> About this task
Each line of the records that includes "name" should be found and copied.

(Stored entries)

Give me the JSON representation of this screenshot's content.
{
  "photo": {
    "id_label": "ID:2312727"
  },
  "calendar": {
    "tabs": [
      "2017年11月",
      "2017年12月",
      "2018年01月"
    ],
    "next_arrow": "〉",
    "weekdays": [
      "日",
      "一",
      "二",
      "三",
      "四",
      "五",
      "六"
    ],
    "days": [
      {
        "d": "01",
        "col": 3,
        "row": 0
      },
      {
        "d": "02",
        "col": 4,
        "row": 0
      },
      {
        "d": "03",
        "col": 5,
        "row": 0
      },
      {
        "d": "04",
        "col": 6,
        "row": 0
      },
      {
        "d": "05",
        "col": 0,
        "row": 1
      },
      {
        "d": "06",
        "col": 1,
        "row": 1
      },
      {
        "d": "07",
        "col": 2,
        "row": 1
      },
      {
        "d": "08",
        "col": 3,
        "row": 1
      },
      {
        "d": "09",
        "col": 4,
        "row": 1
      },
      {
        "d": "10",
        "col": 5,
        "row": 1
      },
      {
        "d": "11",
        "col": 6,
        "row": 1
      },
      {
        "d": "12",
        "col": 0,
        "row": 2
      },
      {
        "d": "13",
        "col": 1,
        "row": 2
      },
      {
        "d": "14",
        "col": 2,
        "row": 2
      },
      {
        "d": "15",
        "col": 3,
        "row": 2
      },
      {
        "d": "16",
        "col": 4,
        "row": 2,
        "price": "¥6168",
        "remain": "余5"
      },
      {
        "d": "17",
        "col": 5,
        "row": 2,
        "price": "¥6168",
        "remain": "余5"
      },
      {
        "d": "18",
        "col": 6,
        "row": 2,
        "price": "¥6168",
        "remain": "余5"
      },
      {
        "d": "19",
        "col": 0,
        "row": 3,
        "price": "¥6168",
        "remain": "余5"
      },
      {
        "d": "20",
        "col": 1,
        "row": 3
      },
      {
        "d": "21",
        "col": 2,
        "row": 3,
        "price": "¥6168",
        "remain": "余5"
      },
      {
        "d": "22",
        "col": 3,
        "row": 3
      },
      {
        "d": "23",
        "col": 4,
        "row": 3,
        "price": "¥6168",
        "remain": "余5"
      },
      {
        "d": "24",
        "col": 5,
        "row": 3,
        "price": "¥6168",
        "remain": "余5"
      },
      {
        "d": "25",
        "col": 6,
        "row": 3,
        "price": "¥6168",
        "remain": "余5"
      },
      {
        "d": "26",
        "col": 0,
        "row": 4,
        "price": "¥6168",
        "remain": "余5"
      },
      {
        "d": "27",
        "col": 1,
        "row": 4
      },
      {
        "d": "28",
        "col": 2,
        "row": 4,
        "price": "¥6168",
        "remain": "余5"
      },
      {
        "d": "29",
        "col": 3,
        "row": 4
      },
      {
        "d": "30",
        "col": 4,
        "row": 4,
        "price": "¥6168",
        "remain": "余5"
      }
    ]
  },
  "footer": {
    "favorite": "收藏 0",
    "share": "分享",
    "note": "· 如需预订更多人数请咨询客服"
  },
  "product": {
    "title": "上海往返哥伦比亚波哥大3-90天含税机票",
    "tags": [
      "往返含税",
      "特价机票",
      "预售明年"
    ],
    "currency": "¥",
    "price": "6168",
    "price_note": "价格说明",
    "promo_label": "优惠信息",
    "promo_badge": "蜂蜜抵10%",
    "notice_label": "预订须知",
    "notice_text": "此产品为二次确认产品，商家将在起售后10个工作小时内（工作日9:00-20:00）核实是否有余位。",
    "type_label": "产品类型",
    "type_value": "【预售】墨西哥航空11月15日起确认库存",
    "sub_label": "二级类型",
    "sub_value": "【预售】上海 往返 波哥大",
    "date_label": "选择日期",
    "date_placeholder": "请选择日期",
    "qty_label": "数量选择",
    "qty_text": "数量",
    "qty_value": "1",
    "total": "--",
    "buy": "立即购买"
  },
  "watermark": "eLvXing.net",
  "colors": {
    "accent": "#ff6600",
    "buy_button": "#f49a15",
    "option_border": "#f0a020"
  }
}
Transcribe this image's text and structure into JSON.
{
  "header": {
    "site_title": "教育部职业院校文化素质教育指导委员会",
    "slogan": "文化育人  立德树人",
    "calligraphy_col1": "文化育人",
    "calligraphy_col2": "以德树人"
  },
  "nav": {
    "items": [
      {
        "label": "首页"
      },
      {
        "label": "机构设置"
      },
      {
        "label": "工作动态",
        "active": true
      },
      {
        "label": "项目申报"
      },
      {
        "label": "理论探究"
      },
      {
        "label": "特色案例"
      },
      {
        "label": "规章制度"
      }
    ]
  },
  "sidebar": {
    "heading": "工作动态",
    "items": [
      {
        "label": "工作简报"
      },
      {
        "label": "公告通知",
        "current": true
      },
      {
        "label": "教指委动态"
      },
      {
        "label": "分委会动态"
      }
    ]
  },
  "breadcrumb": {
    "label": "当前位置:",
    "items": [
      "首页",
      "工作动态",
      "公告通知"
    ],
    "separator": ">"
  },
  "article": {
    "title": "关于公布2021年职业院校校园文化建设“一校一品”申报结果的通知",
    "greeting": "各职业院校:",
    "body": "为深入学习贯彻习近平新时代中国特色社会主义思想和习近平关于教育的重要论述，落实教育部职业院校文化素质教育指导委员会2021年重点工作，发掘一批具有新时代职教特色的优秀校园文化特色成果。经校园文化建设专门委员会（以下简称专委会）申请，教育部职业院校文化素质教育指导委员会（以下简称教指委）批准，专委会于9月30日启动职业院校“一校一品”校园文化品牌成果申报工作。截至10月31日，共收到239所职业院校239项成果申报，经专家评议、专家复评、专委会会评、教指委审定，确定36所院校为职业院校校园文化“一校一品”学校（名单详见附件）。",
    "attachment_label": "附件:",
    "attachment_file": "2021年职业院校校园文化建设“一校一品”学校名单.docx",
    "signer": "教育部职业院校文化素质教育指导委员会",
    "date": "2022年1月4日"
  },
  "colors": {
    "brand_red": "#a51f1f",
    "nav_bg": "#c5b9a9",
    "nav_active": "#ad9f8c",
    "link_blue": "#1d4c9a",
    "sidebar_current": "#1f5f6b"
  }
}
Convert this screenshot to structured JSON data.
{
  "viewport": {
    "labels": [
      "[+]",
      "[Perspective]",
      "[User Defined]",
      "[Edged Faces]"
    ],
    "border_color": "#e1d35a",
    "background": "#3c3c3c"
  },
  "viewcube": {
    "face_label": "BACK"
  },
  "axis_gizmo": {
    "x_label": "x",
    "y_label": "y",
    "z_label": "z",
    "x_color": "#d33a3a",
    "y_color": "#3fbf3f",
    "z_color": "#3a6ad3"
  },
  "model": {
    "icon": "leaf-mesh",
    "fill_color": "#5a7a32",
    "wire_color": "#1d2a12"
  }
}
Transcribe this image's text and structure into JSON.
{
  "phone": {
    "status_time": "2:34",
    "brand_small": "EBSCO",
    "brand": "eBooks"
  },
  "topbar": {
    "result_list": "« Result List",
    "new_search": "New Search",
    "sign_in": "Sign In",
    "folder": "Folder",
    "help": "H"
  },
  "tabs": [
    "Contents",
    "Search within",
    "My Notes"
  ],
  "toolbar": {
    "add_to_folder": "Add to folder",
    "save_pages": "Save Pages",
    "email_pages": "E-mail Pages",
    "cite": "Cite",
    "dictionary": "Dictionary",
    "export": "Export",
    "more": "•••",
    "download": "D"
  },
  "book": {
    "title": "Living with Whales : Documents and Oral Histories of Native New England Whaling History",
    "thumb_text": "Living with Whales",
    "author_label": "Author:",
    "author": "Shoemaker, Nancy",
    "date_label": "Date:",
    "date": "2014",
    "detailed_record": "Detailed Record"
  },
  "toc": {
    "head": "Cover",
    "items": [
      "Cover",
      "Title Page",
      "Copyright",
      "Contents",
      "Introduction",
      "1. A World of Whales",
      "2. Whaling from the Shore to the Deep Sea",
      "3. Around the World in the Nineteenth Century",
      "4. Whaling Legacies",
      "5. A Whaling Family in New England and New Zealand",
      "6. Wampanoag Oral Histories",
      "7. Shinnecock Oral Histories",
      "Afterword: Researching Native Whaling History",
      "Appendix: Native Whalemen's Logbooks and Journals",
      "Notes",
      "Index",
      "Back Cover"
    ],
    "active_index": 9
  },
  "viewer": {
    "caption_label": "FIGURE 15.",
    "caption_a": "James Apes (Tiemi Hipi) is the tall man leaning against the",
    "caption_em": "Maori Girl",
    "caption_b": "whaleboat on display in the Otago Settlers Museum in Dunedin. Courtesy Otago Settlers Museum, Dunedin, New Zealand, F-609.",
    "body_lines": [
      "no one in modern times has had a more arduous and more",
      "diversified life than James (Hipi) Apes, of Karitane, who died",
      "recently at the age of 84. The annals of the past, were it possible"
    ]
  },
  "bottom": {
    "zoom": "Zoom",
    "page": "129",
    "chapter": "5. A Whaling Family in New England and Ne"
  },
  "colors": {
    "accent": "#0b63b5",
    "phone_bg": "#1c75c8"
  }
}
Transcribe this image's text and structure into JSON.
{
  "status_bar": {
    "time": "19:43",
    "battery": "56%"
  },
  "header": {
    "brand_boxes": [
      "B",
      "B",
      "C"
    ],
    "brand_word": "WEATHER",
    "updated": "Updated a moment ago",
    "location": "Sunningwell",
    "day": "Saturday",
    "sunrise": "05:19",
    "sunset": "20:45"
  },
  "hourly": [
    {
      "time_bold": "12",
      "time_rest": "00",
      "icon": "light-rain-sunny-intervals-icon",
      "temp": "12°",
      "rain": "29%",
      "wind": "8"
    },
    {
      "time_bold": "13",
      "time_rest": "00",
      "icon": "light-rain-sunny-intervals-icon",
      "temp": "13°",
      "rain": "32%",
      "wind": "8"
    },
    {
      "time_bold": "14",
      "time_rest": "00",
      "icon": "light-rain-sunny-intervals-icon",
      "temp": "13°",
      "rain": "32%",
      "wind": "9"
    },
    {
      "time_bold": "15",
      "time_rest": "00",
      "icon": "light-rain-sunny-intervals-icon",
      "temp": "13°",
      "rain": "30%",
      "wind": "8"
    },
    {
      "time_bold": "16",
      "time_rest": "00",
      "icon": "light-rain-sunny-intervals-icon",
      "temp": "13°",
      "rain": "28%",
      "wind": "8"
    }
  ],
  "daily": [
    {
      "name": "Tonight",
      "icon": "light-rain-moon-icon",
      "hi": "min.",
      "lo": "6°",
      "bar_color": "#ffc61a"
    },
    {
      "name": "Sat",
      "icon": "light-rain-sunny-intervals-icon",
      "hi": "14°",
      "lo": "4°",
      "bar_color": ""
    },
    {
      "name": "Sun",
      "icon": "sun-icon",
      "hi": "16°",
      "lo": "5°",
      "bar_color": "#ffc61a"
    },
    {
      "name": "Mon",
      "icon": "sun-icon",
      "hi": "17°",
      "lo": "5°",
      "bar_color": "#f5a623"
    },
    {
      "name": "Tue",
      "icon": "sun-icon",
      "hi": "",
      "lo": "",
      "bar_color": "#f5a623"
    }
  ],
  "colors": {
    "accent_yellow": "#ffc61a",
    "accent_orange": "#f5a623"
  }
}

> Answer
      "name": "Tonight",
      "name": "Sat",
      "name": "Sun",
      "name": "Mon",
      "name": "Tue",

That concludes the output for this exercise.